When the home-owners, two ageing aunties, finally appeared in the media two weeks ago — to take an axe to a pick-up parked illegally in front of their home — it was like welcoming an old friend. So these are the residents of the mysterious mansion I’d trudged past all those years!
Two things immediately rose up in my heart.
The first was schadenfreude. We all harbor a secret desire to smash illegally-parked pick-up trucks; at least I do. That is probably something I need to work on with my therapist, but in this country, drivers of pick-up trucks have on average a lower intelligence quotient than the general population, which explains their lack of road rule knowledge. That sounds cruel, I know, but sometimes in life you just gotta take an axe to idiots.
The second feeling was compassion. For the aunties, not the pick-up owner.
The subsequent media attention these two received revealed how wrong I’d been in my thinking.
Those markets were illegal. They were set up in residential zones. One seeks peace and quiet in one’s choice of residence; one does not purchase a mansion smack bang in the middle of markets.
And as it turns out, this is not a case of which came first. The chicken came way before the egg, and those two women sure as hell aren’t eggs.
With all the money they have (they own the land upon which Paradise Park is built), they have been unable to ensure the relevant city officials carry out their job of ensuring a residential zone stays that way.
I sympathize with them and understand their frustration. I used to live in a townhouse; overnight my next-door neighbors turned their townhouse into a late night karaoke bar. Nobody dared do anything because the owner was a cop. The only solution, friends told me, was to move house.
I didn’t; the place closed down after a few weeks thanks to some diplomatic meetings between myself and the cop. But it does show what happens when law enforcers do the wrong thing. One feels helpless and frustrated, and those are the feelings that precipitate picking up an axe.
The BMA’s Public Works Department along with Prawet district are responsible for allowing a quiet street turn into a cacophony of street markets.
It began in 2008, coincidentally the same time I started running around the park. Six officials have been in charge of the bureau in that time, one current and five retired.
If proponents of justice have any extra time on their hands — highly unlikely in between following the cases of the Red Bull heir, Pravit Wongsuwan, Premchai and the black panther — they should add those six to the list to watch.

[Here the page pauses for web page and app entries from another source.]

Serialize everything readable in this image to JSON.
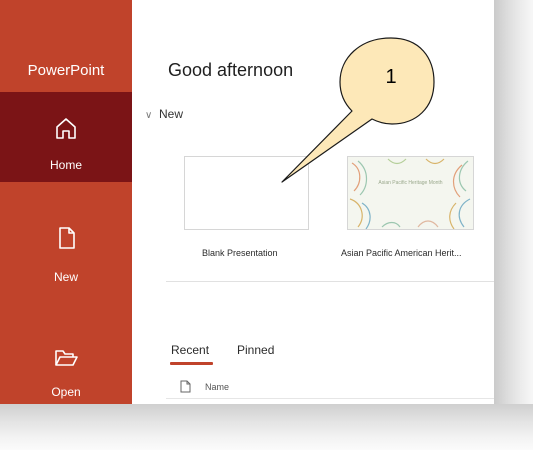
{
  "app": {
    "name": "PowerPoint",
    "accent_color": "#c0432b",
    "active_color": "#7b1416"
  },
  "sidebar": {
    "items": [
      {
        "label": "Home",
        "icon": "home-icon",
        "active": true
      },
      {
        "label": "New",
        "icon": "new-document-icon",
        "active": false
      },
      {
        "label": "Open",
        "icon": "folder-open-icon",
        "active": false
      }
    ]
  },
  "main": {
    "greeting": "Good afternoon",
    "new_section": {
      "label": "New",
      "templates": [
        {
          "caption": "Blank Presentation"
        },
        {
          "caption": "Asian Pacific American Herit...",
          "thumbnail_text": "Asian Pacific Heritage Month"
        }
      ]
    },
    "tabs": [
      {
        "label": "Recent",
        "selected": true
      },
      {
        "label": "Pinned",
        "selected": false
      }
    ],
    "file_list": {
      "name_header": "Name"
    }
  },
  "annotation": {
    "callout_number": "1"
  }
}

For Thai society to really develop, the population needs to be closely watching more than just Buppha Santiwat.
What possesses BMA officials to ignore five huge markets?
A lack of manpower? That is out of the question. Look at the voracity and enthusiasm they displayed in shutting down other markets around town. One would suspect the task of killing a market could well relieve them of the tedium of otherwise docile civil service life. At least they get out of the office.
So what is it, dear reader? Why would BMA officials turn a blind eye? I can’t think of a single, glaring, reason. Can you?